_Records shown_
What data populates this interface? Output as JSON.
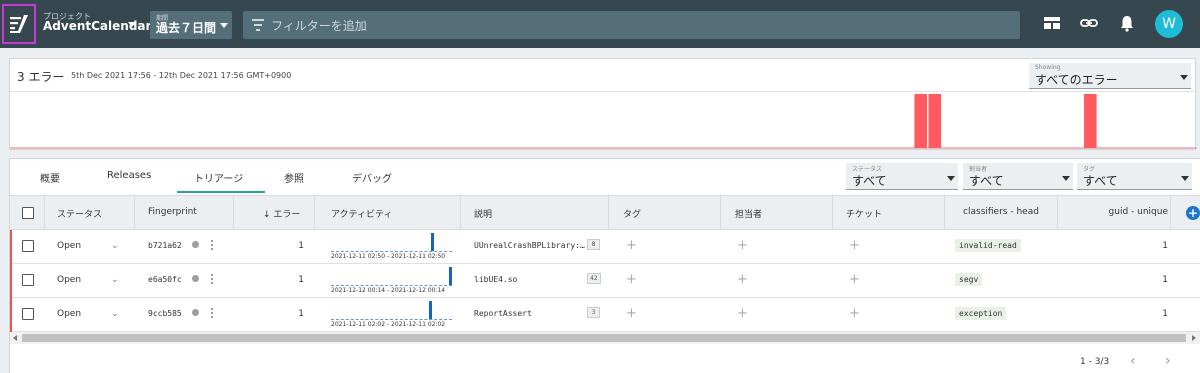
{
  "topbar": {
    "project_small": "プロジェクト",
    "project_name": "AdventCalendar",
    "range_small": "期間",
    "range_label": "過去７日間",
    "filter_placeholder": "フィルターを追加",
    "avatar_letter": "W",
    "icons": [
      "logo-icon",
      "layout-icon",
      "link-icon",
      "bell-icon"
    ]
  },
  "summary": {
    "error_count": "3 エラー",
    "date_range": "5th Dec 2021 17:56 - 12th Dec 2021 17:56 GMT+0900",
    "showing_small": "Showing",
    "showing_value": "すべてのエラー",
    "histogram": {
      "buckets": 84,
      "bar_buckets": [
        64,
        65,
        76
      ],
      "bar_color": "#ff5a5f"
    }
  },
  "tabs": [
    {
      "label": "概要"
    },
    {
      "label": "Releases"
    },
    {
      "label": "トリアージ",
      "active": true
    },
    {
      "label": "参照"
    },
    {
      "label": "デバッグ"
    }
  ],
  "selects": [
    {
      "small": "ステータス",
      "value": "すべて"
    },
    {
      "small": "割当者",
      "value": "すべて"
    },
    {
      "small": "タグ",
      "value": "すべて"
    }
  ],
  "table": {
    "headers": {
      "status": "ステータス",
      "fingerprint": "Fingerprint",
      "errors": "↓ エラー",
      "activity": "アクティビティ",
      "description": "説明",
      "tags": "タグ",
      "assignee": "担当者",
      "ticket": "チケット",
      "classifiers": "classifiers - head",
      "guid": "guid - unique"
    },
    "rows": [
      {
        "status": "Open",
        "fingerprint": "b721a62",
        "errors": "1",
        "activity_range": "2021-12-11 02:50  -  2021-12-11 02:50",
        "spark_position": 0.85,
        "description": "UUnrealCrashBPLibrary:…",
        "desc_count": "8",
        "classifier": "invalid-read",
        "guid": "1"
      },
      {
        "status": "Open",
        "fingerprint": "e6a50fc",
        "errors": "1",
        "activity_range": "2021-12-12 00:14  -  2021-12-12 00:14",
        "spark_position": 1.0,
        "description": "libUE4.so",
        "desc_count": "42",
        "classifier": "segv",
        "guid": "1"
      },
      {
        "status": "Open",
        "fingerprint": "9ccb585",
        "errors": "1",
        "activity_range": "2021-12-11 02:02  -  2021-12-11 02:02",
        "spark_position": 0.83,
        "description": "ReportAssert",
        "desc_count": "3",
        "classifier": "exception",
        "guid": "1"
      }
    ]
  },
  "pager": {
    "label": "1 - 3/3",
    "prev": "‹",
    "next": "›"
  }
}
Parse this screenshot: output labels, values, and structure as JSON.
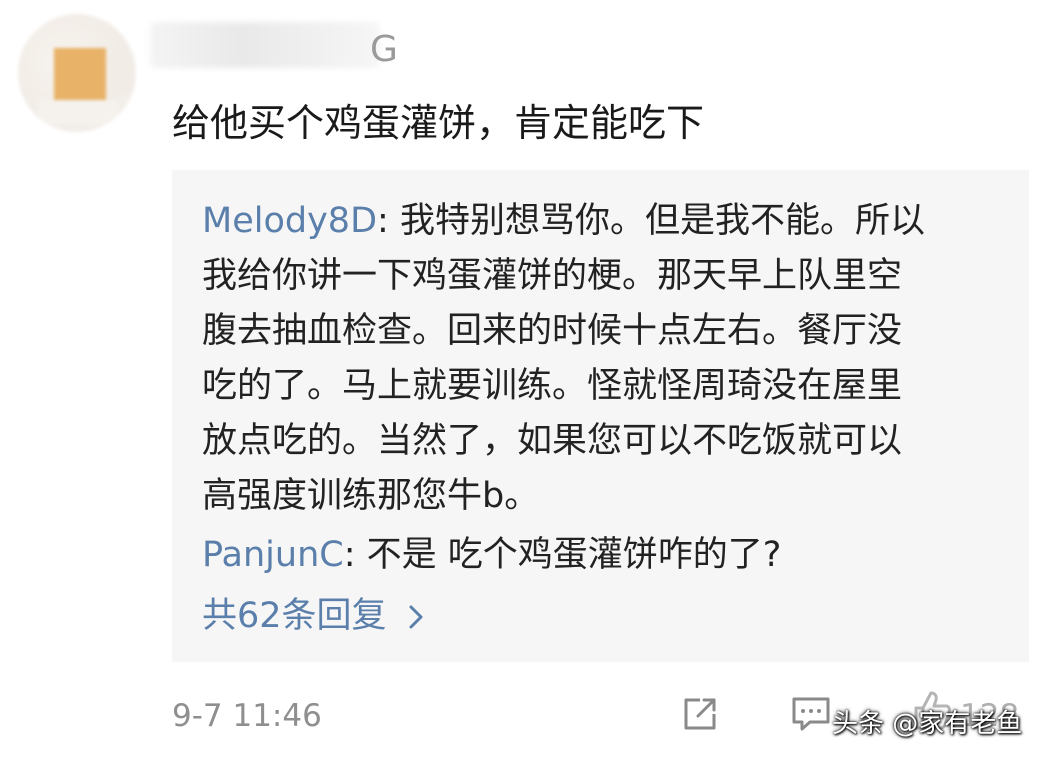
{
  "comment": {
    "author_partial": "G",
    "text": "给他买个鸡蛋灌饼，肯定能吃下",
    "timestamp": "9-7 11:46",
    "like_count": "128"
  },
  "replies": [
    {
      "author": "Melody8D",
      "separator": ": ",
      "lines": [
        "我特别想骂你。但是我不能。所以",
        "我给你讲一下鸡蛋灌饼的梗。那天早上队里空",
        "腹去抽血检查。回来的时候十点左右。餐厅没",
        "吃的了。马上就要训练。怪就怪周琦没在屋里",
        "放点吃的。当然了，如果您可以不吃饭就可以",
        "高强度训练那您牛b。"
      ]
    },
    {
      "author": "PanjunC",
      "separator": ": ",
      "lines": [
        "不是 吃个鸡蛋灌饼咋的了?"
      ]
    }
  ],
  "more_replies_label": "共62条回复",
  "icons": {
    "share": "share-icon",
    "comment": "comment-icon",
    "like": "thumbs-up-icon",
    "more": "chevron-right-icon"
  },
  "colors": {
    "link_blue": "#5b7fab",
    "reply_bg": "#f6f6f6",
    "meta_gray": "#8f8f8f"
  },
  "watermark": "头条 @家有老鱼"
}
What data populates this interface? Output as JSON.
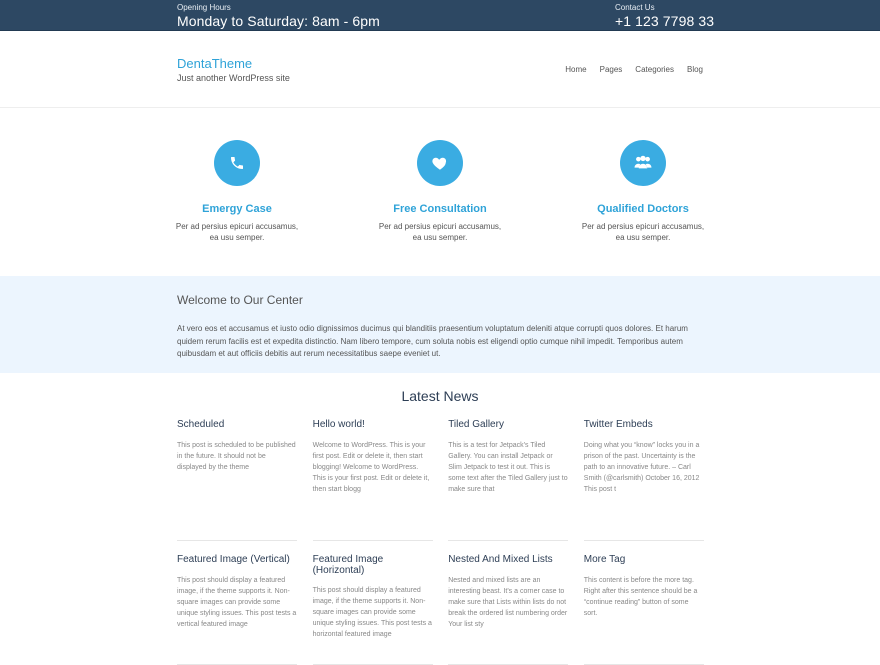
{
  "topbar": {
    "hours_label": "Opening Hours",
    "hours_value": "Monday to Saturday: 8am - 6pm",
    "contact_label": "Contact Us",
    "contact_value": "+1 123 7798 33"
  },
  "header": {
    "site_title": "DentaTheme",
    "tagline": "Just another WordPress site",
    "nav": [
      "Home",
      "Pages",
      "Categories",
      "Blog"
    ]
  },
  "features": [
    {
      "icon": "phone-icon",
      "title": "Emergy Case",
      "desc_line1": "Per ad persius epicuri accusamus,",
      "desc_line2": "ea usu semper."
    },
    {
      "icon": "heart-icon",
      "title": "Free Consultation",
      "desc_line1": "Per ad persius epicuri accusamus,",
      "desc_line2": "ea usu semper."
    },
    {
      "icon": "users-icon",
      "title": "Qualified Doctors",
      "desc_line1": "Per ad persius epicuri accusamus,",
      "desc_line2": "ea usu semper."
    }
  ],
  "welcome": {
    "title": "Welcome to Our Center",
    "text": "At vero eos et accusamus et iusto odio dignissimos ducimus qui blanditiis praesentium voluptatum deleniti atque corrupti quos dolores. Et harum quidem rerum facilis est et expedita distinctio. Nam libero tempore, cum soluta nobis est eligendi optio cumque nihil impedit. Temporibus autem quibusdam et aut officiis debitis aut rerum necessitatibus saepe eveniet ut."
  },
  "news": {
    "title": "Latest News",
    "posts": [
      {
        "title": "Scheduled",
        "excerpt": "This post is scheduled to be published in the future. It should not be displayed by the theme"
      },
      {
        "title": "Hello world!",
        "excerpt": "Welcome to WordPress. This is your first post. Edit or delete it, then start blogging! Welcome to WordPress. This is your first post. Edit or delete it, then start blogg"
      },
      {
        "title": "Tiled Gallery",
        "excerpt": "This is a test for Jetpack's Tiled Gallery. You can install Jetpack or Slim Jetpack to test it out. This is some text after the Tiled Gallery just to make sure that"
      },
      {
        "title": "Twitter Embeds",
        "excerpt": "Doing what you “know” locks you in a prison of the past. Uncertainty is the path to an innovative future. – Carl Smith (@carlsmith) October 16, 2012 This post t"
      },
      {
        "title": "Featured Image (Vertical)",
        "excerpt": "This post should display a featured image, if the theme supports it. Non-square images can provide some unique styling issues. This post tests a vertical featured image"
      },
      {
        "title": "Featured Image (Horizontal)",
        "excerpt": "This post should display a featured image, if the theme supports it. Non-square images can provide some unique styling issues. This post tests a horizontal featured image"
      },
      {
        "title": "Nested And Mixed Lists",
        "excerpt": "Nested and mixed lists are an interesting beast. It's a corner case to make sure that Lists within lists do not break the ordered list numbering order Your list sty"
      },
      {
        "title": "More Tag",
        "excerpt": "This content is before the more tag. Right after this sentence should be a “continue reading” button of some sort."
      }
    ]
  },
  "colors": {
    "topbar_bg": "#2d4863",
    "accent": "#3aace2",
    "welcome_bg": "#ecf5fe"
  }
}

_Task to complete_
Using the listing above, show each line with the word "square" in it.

_Solution_
        "excerpt": "This post should display a featured image, if the theme supports it. Non-square images can provide some unique styling issues. This post tests a vertical featured image"
        "excerpt": "This post should display a featured image, if the theme supports it. Non-square images can provide some unique styling issues. This post tests a horizontal featured image"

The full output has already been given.